Skip to main content

Current Research
Assessing the Role of Arms Control in Managing Conflict: A Comprehensive Examination of Weapons and Ammunition Management Frameworks, Institutions and Processes in Conflict-affected Settings (WAM I)

Assessing the Role of Arms Control in Managing Conflict: A Comprehensive Examination of Weapons and Ammunition Management Frameworks, Institutions and Processes in Conflict-affected Settings (WAM I)


States in conflict-affected settings are often disproportionately burdened by the illicit flow and availability of arms and ammunition, which impedes their efforts to provide security to their populations, build strong institutions and pursue sustainable development. Current discussions at international and regional fora indicate a growing understanding that a more comprehensive approach is needed to address the threat posed by the illicit proliferation of arms and ammunition in conflict-affected settings.
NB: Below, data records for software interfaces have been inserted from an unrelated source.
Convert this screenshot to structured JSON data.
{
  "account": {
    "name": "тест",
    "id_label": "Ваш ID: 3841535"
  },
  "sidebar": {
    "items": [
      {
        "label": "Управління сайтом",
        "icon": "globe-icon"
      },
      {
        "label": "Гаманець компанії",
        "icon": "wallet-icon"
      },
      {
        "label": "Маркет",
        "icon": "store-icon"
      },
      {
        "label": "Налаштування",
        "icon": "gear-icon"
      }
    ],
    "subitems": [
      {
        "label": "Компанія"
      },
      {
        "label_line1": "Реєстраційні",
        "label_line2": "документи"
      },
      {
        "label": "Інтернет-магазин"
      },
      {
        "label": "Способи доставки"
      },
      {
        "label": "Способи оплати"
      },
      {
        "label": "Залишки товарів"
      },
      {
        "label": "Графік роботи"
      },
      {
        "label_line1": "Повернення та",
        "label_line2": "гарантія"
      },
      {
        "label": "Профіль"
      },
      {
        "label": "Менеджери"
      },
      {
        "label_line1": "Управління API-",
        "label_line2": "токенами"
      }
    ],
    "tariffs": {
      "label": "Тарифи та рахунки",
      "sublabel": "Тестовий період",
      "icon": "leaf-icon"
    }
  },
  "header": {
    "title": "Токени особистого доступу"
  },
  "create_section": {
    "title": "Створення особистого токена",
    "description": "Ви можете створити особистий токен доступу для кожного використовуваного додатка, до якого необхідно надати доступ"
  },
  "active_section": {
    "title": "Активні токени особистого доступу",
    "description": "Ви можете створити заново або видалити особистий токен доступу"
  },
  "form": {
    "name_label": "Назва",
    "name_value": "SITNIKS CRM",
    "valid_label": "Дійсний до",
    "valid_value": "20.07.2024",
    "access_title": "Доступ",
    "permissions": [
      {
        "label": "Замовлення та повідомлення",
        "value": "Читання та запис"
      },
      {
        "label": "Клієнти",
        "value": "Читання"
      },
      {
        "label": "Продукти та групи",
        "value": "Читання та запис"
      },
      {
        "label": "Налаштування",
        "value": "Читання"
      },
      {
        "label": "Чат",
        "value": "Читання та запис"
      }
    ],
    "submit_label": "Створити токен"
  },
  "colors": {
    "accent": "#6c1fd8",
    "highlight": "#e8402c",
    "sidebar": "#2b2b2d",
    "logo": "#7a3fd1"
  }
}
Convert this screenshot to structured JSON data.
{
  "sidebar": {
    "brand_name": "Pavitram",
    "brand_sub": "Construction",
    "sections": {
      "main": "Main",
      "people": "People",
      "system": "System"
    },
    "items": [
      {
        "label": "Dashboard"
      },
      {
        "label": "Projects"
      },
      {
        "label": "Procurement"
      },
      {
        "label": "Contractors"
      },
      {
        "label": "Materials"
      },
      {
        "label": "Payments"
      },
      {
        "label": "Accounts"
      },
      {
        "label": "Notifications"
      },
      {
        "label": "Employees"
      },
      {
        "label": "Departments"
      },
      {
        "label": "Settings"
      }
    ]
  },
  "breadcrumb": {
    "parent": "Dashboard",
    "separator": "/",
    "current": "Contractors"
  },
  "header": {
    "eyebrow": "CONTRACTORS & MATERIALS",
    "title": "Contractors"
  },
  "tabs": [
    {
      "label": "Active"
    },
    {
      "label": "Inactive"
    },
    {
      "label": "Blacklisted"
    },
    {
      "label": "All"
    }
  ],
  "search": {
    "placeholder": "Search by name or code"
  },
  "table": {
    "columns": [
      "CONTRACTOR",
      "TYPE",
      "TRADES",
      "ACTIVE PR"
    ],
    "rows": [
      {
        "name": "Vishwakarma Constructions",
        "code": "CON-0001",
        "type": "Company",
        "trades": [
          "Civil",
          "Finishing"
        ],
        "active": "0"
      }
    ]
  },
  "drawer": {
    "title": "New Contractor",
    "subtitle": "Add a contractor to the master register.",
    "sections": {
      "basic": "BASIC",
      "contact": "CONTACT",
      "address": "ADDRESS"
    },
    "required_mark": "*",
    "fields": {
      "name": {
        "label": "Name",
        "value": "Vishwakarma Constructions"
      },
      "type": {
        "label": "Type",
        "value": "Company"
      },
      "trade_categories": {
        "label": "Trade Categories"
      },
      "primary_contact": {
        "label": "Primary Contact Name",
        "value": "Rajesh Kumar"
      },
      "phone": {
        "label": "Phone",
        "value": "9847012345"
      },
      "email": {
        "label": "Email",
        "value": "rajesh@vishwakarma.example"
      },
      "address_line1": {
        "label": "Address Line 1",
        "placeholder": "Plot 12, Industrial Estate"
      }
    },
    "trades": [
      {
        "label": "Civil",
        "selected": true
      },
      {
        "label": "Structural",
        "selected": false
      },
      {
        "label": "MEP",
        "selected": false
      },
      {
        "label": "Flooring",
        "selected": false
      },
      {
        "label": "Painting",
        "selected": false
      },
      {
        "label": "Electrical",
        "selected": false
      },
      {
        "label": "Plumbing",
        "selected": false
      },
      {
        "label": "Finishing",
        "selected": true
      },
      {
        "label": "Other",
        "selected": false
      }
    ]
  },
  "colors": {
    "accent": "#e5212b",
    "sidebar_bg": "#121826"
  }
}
In 2015, the United Nations Secretary-General’s Advisory Board on Disarmament Matters recommended ‘undertak[ing] a study to assess the role of arms control in managing conflicts, in particular of peacekeeping missions of the United Nations and regional organizations.’ In pursuit of this, UNIDIR will undertake the WAM I project which seeks to comprehensively and systematically assess the role of arms control in managing conflict.

This project is comprised of three inter-connected components:

  1. A comprehensive baseline study: In cooperation with host States and relevant United Nations peacekeeping and/or political missions, this component seeks to establish baselines of national institutional capacities and processes to govern arms and ammunition in line with relevant international and regional norms and standards. This component will identify the strengths and vulnerabilities of weapons and ammunition management (WAM) institutions and processes, and help develop a national roadmap with options to strengthen controls at the national level in conflict-affected settings. In doing so, this research reinforces policy dialogue which will identify and/or review priorities, leading to improvements in institutional frameworks governing WAM; and improves understanding among United Nations Member States on the role of the United Nations in supporting the establishment of strong, accountable and sustainable national WAM institutions. This component builds on UNIDIR’s ISAP project (2015-2016).
  2. An Expert Meeting Series: Through a series of informal technical consultations, the overarching objective of this component is to identify concrete options and avenues for policymakers and practitioners to effectively operationalize WAM processes in line with existing international standards and guidelines—namely the ISACS and IATGs—in conflict-affected settings. The meeting series will explore areas of shared understanding among experts on essential arms control elements applicable to WAM in conflict-affected settings and examine the need for further guidance and assistance tools in supporting the operationalization of such elements. This will include a discussion on how such arms control elements may in practice need to be adjusted and/or adapted to national and local needs and realities. The discussions held as part of this meeting series are also expected to contribute to efforts aimed at ensuring the sustainable use of standards and guidelines in conflict-affected settings.
  3. A Feasibility Study Pertaining to Lifting Arms Embargoes: Building on recommendations from the High Level Review Panel of United Nations Sanctions, this study seeks to explore the feasibility of designing a benchmarking methodology to assess progress made in the implementation of arms embargo and related WAM activities at national level, so as to better inform considerations pertaining to the lifting of the arms embargo. This feasibility study has two key objectives. First, to better understand the processes and methodologies applied for (partially) lifting a United Nations arms embargo. Second, to identify good practices and lessons learned in the processes and approaches used by States under arms embargo to operationalize and benchmark implementation of embargo obligations and related WAM initiatives at the national level. This study will examine whether improvements in benchmarking national-level implementation could further improve information sharing, and enhance arms control-relevant dialogue among stakeholders involved in considerations pertaining to the lifting of arms embargoes. In doing so, this study seeks to improve the sharing of expertise, experience and lessons learned among relevant stakeholders on the methods and processes involved in (partially) lifting arms embargoes; as well as strengthen shared understanding of methodologies for measuring national-level implementation of WAM as it relates to arms embargo requirements. As a note, this study will explore benchmarking mechanisms on a country-specific basis.

Researchers: Himayu Shiotani, Hardy Giezendanner, Daniel Golston

Support from UNIDIR's core funders provides the foundation for all of the Institute's activities.
In addition, dedicated project funding was received from the Governments of Germany and Switzerland.